Nadal sunk to his knees after an ace on championship point in what was a surprisingly lopsided conclusion to the fortnight.
But this is indeed Nadal on clay. He said the tournament’s new balls and cool weather don’t favor his spin heavy game — the coronavirus pandemic prompted organizers to move the event from its usual late May start — but the 34-year-old Spaniard overcame the different conditions to tally a 13th Roland Garros crown and 100th win in southwest Paris.
“I do not think today about the 20th to equal Roger on this great number,” he said as he addressed the crowd. “For me this is just a Roland Garros victory. Roland Garros means everything to me.
“I spent here the most important moments, or most of the most important moments in my tennis career, no doubt about that.

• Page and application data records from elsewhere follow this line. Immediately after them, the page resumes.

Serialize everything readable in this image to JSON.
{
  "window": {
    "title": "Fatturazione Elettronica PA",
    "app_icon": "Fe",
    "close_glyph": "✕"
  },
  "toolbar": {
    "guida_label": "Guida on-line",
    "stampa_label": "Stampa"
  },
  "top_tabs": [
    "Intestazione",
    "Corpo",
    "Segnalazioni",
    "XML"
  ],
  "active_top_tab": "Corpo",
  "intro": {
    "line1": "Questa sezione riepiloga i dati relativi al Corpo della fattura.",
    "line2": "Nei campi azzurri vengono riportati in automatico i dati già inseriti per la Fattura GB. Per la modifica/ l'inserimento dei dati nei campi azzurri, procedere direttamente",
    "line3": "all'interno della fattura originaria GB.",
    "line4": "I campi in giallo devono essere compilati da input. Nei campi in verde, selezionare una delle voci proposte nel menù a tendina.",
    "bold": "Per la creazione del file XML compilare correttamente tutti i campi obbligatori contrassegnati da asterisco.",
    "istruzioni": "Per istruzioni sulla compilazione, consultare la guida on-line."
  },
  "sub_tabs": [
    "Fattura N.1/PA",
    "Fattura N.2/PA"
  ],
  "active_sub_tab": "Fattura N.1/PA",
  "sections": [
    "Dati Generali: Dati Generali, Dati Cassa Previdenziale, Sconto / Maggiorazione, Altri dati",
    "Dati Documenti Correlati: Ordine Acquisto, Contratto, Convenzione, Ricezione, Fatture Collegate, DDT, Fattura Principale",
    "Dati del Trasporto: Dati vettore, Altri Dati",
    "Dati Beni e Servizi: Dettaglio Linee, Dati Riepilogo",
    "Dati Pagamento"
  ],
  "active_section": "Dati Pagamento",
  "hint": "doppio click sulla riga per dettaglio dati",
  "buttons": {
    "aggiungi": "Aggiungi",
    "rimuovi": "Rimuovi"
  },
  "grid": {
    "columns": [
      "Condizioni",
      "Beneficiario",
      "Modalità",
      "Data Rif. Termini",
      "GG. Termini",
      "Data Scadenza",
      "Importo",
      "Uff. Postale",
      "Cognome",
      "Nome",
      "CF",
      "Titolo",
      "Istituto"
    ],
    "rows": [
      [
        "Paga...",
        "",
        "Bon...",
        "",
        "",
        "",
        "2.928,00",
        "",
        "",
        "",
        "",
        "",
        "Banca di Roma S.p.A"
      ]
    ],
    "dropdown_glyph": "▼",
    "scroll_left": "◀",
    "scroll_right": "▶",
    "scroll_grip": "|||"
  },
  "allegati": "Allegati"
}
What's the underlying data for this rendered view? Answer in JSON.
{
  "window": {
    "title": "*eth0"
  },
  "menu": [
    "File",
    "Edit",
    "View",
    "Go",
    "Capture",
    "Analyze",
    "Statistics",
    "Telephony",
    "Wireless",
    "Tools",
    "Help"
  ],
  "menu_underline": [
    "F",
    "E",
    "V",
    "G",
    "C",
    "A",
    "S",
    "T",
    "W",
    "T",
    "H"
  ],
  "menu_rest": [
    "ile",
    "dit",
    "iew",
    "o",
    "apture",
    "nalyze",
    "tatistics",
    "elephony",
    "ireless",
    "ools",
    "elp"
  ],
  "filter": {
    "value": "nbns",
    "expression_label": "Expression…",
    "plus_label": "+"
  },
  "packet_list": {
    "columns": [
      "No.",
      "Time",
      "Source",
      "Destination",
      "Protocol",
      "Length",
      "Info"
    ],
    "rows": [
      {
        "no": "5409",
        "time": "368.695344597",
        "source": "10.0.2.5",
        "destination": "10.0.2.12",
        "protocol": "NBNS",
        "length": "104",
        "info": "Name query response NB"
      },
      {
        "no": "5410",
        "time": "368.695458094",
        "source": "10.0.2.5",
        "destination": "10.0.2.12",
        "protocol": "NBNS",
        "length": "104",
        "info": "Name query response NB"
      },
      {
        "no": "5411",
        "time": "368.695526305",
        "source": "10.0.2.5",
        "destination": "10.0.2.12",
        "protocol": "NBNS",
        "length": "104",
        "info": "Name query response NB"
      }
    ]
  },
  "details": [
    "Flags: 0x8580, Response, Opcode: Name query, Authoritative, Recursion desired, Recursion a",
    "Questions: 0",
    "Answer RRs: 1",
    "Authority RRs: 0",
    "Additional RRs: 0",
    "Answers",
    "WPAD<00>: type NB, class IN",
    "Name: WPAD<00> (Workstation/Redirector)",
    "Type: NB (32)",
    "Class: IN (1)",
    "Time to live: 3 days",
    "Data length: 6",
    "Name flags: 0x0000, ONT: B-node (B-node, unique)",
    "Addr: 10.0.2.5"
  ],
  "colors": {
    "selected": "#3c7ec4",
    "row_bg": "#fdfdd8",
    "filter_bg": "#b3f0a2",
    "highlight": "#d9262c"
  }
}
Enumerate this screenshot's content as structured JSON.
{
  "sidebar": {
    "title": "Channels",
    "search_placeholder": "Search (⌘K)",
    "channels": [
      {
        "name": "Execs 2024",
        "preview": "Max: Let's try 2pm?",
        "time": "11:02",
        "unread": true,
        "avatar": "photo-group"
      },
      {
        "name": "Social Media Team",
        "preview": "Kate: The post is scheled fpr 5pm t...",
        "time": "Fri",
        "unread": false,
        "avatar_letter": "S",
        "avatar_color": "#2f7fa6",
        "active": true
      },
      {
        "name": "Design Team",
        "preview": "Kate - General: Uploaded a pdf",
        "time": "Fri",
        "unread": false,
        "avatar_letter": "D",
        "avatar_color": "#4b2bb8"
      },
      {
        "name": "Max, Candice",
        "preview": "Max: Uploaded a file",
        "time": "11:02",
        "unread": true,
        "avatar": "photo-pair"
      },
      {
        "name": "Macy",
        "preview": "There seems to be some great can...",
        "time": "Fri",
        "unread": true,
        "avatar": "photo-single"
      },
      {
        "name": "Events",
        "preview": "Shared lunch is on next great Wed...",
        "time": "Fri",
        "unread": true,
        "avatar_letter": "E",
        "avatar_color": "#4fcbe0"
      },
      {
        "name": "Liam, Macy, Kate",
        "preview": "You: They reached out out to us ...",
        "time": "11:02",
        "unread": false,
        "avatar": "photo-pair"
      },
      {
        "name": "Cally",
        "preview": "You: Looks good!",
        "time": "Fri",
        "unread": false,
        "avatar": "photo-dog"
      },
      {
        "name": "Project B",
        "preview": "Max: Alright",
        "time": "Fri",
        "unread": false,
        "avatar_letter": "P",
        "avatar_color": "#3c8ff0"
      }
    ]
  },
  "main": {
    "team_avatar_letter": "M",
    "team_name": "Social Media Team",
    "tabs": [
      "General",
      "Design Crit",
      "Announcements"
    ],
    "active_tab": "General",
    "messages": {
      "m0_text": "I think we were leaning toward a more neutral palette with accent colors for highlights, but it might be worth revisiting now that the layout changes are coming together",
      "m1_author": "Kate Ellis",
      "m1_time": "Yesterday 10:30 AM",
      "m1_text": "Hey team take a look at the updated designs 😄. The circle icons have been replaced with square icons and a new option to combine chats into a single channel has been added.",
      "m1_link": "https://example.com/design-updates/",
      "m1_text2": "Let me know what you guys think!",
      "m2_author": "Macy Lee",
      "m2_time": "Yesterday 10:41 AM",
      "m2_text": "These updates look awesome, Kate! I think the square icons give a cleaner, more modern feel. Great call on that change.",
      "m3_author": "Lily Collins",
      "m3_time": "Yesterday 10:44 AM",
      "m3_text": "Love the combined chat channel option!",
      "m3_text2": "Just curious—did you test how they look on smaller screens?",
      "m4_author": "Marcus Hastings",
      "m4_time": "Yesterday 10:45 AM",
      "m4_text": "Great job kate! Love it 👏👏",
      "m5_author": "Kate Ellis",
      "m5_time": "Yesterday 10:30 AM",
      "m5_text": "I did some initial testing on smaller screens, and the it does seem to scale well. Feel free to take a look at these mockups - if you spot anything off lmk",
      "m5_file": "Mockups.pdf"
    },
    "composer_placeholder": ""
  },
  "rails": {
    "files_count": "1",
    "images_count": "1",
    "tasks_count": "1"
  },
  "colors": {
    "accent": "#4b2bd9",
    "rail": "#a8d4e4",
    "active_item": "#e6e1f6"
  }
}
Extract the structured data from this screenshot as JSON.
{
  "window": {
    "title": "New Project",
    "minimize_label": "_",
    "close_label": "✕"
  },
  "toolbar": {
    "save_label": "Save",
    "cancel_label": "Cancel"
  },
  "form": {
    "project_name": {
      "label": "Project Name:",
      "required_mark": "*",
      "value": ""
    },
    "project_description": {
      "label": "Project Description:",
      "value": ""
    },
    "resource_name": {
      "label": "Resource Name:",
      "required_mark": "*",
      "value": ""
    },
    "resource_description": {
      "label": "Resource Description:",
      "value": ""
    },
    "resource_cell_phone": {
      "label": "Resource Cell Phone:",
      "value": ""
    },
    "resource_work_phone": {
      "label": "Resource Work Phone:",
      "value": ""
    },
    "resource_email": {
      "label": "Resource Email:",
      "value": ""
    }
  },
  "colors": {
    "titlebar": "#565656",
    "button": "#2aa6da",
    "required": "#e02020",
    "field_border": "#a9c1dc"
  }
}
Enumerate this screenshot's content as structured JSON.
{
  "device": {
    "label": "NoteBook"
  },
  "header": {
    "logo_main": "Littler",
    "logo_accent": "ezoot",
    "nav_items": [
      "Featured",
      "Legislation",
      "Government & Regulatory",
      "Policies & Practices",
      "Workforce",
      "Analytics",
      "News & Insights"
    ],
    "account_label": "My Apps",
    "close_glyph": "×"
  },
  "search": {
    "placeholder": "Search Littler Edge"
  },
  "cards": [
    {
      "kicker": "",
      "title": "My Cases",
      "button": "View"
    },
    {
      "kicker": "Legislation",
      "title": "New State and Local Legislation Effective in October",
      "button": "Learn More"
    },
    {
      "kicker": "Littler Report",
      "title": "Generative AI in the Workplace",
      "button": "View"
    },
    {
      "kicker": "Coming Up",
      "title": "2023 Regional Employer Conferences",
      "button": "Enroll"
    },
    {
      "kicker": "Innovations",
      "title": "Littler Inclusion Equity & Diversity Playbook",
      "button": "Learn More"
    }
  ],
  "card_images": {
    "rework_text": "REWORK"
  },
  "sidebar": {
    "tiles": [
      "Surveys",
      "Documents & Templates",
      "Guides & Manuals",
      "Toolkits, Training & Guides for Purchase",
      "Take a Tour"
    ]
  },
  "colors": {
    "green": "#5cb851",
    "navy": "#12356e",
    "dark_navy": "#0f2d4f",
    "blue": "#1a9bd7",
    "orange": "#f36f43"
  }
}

Just to play here is a true inspiration and the love story I have with this city and with this court is unforgettable.”
Later, in his news conference, though, Nadal did reflect on tying the Swiss’ mark.
“I am just excited and of course is something that means a lot to me,” he said. “At the same time share this record between us, that we had an amazing rivalry for such a long time, is something in some way beautiful I really believe. Let’s see what is going on.”
Federer was quick to congratulate Nadal on Twitter.
“I have always had the utmost respect for my friend Rafa as a person and as a champion,” Federer, recovering from a knee injury, wrote. “As my greatest rival over the years, I believe we have pushed each other to be better players.
“Therefore it is a true honor for me to congratulate him on his 20th grand slam victory. It is especially amazing that he has now won Roland Garros an incredible 13 times, which is one of the greatest achievements in sport.”